Thank you again for engaging in this dialogue and opening it up so that others can benefit.

Kittredge Cherry said...

My heart is full and time is short, so I will respond more fully later to what John just wrote.

pennyjane said...

john....what a wonderful thing...absolute knowledge....absolute awarness of God's presence in the Person of Jesus Christ.

i have such knowledge, so i think i can empathize with you. mine just came overnight. i was a happy go lucky atheist, minding my own business, not looking, not searching....getting along and getting by.

then, Jesus...for His own reasons, revealed Himself to me...and in such a way that i had perfect knowledge of Him. the idea of His non-existence became laughable.

i had perfect knowledge of Him, but i found i didn't know myself at all. i had no idea what to do now....just walking around with a "cat that ate the canary" grin on my face felt good, but it seemed there should be i asked the only christian i knew...a hospice chaplain named wendy vanderzee.

"wendy" i said, "i just became a christian, what do i do now?"

i always have been pretty simple.

"don't recommend books, or theologies or anything like that to me....just tell me in plain, simple language, what christians do."

wendy, being wendy...gave me a book. it was the good news version of the bible.

"it's all in here."

so, without much faith...i took it home and started thumbing through...and WOW! i went crazy. that's some book. that's been about ten years and i've read very little else since. it's all in there.
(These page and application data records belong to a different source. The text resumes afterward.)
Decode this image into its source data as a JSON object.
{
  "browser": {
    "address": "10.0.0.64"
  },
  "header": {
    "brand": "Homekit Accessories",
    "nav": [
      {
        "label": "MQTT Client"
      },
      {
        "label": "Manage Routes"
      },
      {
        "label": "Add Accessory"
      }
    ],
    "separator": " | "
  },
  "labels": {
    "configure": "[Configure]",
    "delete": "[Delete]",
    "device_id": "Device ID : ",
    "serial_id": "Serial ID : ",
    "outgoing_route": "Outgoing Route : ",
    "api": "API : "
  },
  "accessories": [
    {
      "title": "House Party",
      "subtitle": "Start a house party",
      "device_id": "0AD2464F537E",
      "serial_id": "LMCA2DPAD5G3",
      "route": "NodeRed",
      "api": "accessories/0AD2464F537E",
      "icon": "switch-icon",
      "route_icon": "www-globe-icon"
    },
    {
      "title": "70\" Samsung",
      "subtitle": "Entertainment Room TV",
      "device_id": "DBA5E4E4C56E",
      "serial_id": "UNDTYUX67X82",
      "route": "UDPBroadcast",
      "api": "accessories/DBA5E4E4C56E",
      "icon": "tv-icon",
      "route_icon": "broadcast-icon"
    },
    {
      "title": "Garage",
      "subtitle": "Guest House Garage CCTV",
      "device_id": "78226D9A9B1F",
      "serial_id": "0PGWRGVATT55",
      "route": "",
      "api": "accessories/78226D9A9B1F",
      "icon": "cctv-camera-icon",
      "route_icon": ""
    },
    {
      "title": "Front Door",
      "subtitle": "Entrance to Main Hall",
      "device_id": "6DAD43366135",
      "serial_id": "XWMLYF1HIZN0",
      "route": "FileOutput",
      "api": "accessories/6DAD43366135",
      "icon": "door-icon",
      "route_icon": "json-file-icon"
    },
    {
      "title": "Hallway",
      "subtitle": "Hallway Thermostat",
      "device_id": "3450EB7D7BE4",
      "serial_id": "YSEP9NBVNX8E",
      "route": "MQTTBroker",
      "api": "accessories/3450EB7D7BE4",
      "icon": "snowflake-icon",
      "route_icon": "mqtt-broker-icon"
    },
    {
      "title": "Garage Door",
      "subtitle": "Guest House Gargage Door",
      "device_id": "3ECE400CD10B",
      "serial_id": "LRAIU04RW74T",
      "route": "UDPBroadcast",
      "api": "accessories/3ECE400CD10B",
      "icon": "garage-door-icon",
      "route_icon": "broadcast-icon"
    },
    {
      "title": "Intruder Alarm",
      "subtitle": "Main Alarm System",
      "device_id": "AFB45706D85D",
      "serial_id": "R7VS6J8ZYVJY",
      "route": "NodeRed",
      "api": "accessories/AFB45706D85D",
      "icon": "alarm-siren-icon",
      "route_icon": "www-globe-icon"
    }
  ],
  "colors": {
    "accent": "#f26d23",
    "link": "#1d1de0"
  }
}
there's a not so well known book packed away in the old testement called "the song of solomon".

in there i found answers to questions i'd never even considered. being a person so afraid of sexualality that i couldn't even talk about it with my wife.....i learned how beautiful it can be...the merging of agape and physcial love.

now, with my wonderful, complete... knowledge of God....i know that sex expressed as love cannot possibly offend God....and i don't see how anyone who has read that can.

on another note...about this total awareness....everyone keeps warning me....this knowledge will one day be tested....find a way to build your faith.

paraphrasing Jesus, 'it's one thing to believe because you have seen....but another entirely to believe even if you haven't seen."

i keep that idea towards the front. though my perfect knowlege has yet to be tested...i know it can be and i want to have a full resevoir of faith when that time comes.

God bless you with much love and hope. pj

Kittredge Cherry said...

This dialogue is so rich that it really speaks for itself. I’ll just add a few reflections.

John and PJ, both of your experiences are powerful and intimate, and I feel honored that you chose to share them here on my blog. You both experienced absolute knowledge of Christ. It reminds me of Ephesians 2:8: “For by grace you have been saved through faith; and that not of yourselves, it is the gift of God.” Your experiences came as a gift from God… although in John’s case you prepared the way in advance by asking the questions that began this dialogue. PJ, it seems to me that you DO have faith.

And thank you for suggesting “Song of Solomon” in the Bible. I wish I had thought of that!

John, I also find it interesting that somehow the process of uniting sexuality and spirituality also involves envisioning God as interchangeably male and female, Mother and Father, etc. I’ve found that in doing this blog, too. The stated focus is LGBT spirituality, but somehow my readers and I keep feeling the need to include female Christ figures to balance the male ones. It all goes hand in hand.

John, your last sentence is profound: “Even the evil accomplished in his name does not destroy the possibility of redemption for those who make the specious claim that only they may enter God’s light.” This statement is a ray of light that surely comes from the heart of Christ.

some said...

The Divine Presence is everywhere so let us awaken to the realization of this Presence. It is love a union and unity that can't be denied

Kittredge Cherry said...

I enjoyed a visit to your Think Unity website, Some. The Divine Presence is indeed everywhere.